** TASK GOAL **
Reproduce every entry below precisely; do not include the pictures.

** INFORMATION PROVIDED **
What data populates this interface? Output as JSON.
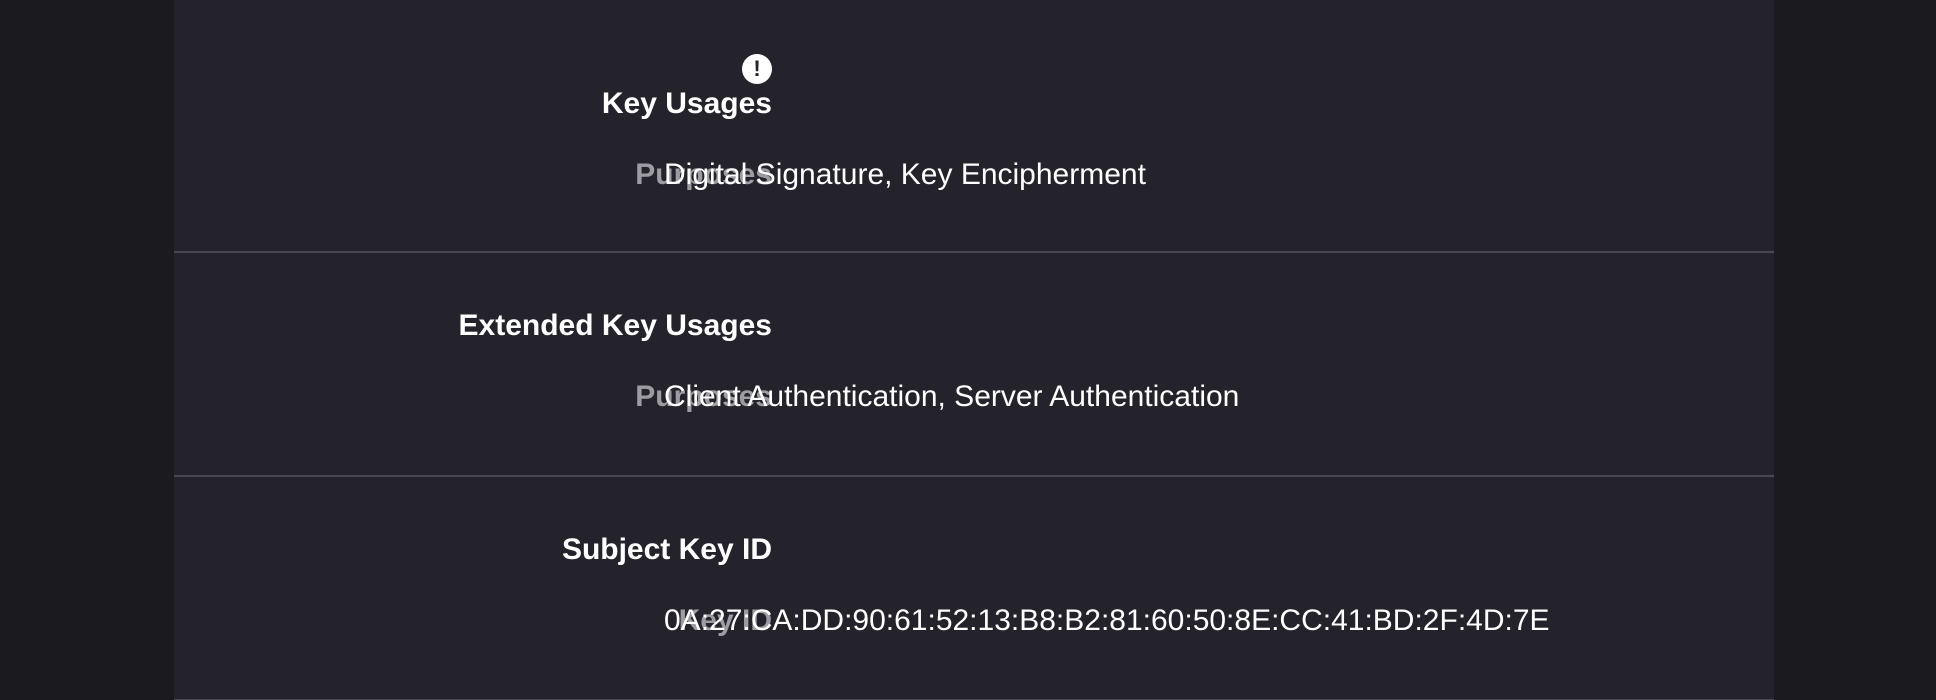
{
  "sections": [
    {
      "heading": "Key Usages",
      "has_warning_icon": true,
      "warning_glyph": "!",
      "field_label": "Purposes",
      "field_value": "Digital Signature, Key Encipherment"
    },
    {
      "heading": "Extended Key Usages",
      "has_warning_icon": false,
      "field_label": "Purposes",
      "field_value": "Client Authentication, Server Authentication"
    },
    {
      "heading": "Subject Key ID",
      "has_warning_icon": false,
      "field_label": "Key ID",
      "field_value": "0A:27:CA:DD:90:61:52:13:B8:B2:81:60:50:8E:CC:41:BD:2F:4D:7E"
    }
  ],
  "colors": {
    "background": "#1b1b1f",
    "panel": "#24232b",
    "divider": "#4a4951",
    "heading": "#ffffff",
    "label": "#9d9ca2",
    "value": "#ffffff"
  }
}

** TASK RESULT **
What data populates this interface? Output as JSON.
{
  "sections": [
    {
      "heading": "Key Usages",
      "has_warning_icon": true,
      "warning_glyph": "!",
      "field_label": "Purposes",
      "field_value": "Digital Signature, Key Encipherment"
    },
    {
      "heading": "Extended Key Usages",
      "has_warning_icon": false,
      "field_label": "Purposes",
      "field_value": "Client Authentication, Server Authentication"
    },
    {
      "heading": "Subject Key ID",
      "has_warning_icon": false,
      "field_label": "Key ID",
      "field_value": "0A:27:CA:DD:90:61:52:13:B8:B2:81:60:50:8E:CC:41:BD:2F:4D:7E"
    }
  ],
  "colors": {
    "background": "#1b1b1f",
    "panel": "#24232b",
    "divider": "#4a4951",
    "heading": "#ffffff",
    "label": "#9d9ca2",
    "value": "#ffffff"
  }
}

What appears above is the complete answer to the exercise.